Life can be different on a homestead. If you find a true ‘out of the way’ location you might find that you have no power, no water and no internet.

Here are some things to consider when looking to purchase a homestead.

Location Location Location

Location is important whether you’re looking at a house with a half acre in the suburbs with a good school district, or whether you’re looking for a something out in the country.

Most of you will want to be within close proximity to a town/city, yet far enough away that you feel safe and in control.
Those that want to be ‘deep’ in the woods or off the beaten path you still shouldn’t feel like you’re totally all alone. You will want a remote spot, a hidden spot but not so far out that you don’t have access to medical facilities and other support.


You, and your family, must understand the reasoning for the homestead. Are you looking to get ‘back to nature’? Are you looking for a simpler lifestyle growing and farming your own food? Are you looking for a sustainable lifestyle or are you looking for a survival ‘bug out; location. The homesteader in you might have many of these desires but you need to know and understand what it is you’re trying to achieve.

Don’t Go Whole Hog

A homestead doesn’t need everything you had in the city. You’re looking for simple, right? You don’t need a huge tv or cable. You don’t ‘need’ an inground pool.

There will be some adjustments to make. You will be raising and cooking your own food. There is no ‘take out’, drive throughs, or food delivery in the boonies.

Keeping Up the Place

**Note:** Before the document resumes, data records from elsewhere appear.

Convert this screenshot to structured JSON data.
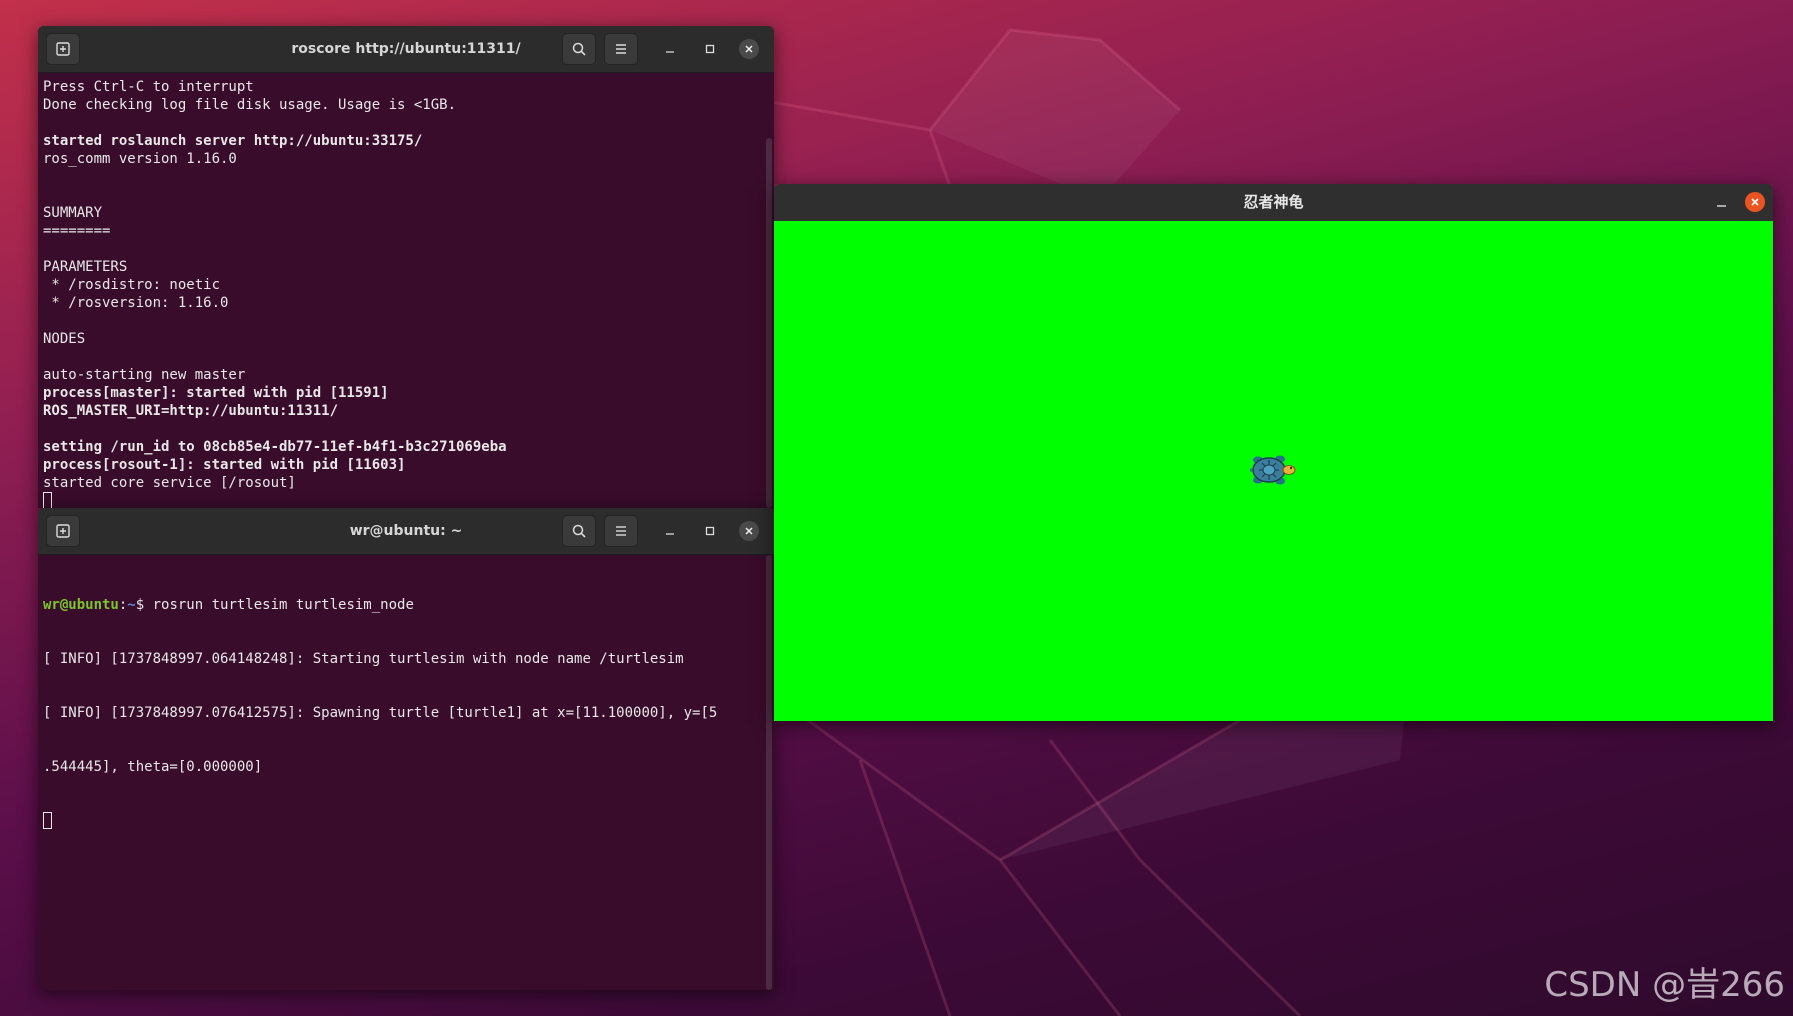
{
  "terminal1": {
    "title": "roscore http://ubuntu:11311/",
    "lines": [
      {
        "text": "Press Ctrl-C to interrupt",
        "bold": false
      },
      {
        "text": "Done checking log file disk usage. Usage is <1GB.",
        "bold": false
      },
      {
        "text": "",
        "bold": false
      },
      {
        "text": "started roslaunch server http://ubuntu:33175/",
        "bold": true
      },
      {
        "text": "ros_comm version 1.16.0",
        "bold": false
      },
      {
        "text": "",
        "bold": false
      },
      {
        "text": "",
        "bold": false
      },
      {
        "text": "SUMMARY",
        "bold": false
      },
      {
        "text": "========",
        "bold": false
      },
      {
        "text": "",
        "bold": false
      },
      {
        "text": "PARAMETERS",
        "bold": false
      },
      {
        "text": " * /rosdistro: noetic",
        "bold": false
      },
      {
        "text": " * /rosversion: 1.16.0",
        "bold": false
      },
      {
        "text": "",
        "bold": false
      },
      {
        "text": "NODES",
        "bold": false
      },
      {
        "text": "",
        "bold": false
      },
      {
        "text": "auto-starting new master",
        "bold": false
      },
      {
        "text": "process[master]: started with pid [11591]",
        "bold": true
      },
      {
        "text": "ROS_MASTER_URI=http://ubuntu:11311/",
        "bold": true
      },
      {
        "text": "",
        "bold": false
      },
      {
        "text": "setting /run_id to 08cb85e4-db77-11ef-b4f1-b3c271069eba",
        "bold": true
      },
      {
        "text": "process[rosout-1]: started with pid [11603]",
        "bold": true
      },
      {
        "text": "started core service [/rosout]",
        "bold": false
      }
    ]
  },
  "terminal2": {
    "title": "wr@ubuntu: ~",
    "prompt_user": "wr@ubuntu",
    "prompt_sep": ":",
    "prompt_path": "~",
    "prompt_symbol": "$ ",
    "command": "rosrun turtlesim turtlesim_node",
    "output": [
      "[ INFO] [1737848997.064148248]: Starting turtlesim with node name /turtlesim",
      "[ INFO] [1737848997.076412575]: Spawning turtle [turtle1] at x=[11.100000], y=[5",
      ".544445], theta=[0.000000]"
    ]
  },
  "turtlesim": {
    "title": "忍者神龟",
    "background": "#00ff00",
    "turtle_name": "turtle1"
  },
  "watermark": "CSDN @旹266",
  "icons": {
    "new_tab": "new-tab-icon",
    "search": "search-icon",
    "menu": "hamburger-menu-icon",
    "minimize": "minimize-icon",
    "maximize": "maximize-icon",
    "close": "close-icon"
  }
}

If you’re choosing a spot as a ‘survival’ or ‘bug out’ location you have to keep in mind that you’ll probably treat it much like a lake house or summer home. If you’re not living there full time you’ll need to be aware that when you do show up there may be things that need to be fixed.
A critter might have managed to get inside. The water pipes may have frozen. The road may have washed out. The shingles may have blown off. Be prepared by visiting at least monthly to take care of maintenance.

Living on a homestead, or living off grid requires a certain skillset. Sure, these skills can be learned but it’s best to learn before you move to the country.

If your well goes out…. Can you fix it? If the shingles blow off can you fix that? Practice some DIY skills before you take on country life. Go camping and not in an RV. Learn some basic skills.

Can you start a fire in a fireplace? Do you have wood stacked and ready?

Growing food and raising livestock isn’t all roses. Crops fail. Chickens get attacked by any number of critters. Life on a homestead can be tough. Practice growing ‘something’ while you’re still in town

Remember there’s no store around the corner. There’s no take out, no drive throughs and no pizza delivery. You’ll need to store ‘some’ food, some water and simple medical supplies. If you’re using the homestead as a ‘bug out’ location storing these things is even more important as you can’t carry everything you need on short notice.

Your food and water storage should be in a location where it won’t be affected by extreme temperatures, such as a root cellar, especially if you aren’t living at the homestead.

Check Out the Land
So you bought a few acres in the country and this is intended as your future ‘bug out’ location or future homestead. Walk the entire property. Is there already a natural planting of fruit or nut trees? Is there a spring or other water source? Are there other ways into the property. Getting to know your land, as well as the surrounding area can help you in your planning.

Plan Execute Deliver
Before buying that country property remember to first plan. Then you can complet the plan. It’s very helpful to know exactly what you need to do and when as well as how to do it.

You wouldn’t move to the country, buy a fancy tractor and plant ten acres of watermelons. Well, you could, but unless you had personal knowledge of watermelon growing, as in you grew up in a farm household where watermelons were an annual staple crop, you’d be in over your head. Whatever you do, you start small. Learn as you go and then grow.

Homesteading, and living off the grid, are not necessarily the same thing but both require planning, perseverance, a good attitude and the ability and gumption to work the land. It’s not an easy lifestyle yet a lifestyle so many long for.